Start of Block
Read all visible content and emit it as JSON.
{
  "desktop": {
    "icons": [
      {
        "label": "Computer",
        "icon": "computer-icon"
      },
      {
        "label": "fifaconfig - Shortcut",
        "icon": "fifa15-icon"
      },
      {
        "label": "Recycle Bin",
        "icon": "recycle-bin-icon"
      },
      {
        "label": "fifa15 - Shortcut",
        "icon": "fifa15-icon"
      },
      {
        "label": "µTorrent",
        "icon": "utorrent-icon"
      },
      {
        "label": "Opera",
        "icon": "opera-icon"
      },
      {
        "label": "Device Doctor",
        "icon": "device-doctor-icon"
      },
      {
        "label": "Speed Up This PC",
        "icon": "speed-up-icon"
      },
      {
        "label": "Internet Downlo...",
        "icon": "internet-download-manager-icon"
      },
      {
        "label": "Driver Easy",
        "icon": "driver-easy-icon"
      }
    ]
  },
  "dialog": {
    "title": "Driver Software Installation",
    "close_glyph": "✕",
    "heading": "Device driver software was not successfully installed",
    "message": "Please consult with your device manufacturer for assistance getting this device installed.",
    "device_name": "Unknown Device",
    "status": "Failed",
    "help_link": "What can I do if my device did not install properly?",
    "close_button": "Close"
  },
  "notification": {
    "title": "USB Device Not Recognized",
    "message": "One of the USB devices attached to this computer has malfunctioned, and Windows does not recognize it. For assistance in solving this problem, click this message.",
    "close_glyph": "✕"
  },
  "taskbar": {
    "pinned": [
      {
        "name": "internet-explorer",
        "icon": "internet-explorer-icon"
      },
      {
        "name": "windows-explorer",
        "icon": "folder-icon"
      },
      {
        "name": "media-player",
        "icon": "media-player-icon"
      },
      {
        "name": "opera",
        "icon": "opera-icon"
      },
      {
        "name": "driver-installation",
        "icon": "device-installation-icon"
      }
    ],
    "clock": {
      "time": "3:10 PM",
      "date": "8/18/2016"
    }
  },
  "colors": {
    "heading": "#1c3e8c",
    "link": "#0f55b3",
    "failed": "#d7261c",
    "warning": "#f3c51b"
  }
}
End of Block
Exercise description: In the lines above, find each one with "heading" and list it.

Worked solution:
    "heading": "Device driver software was not successfully installed",
    "heading": "#1c3e8c",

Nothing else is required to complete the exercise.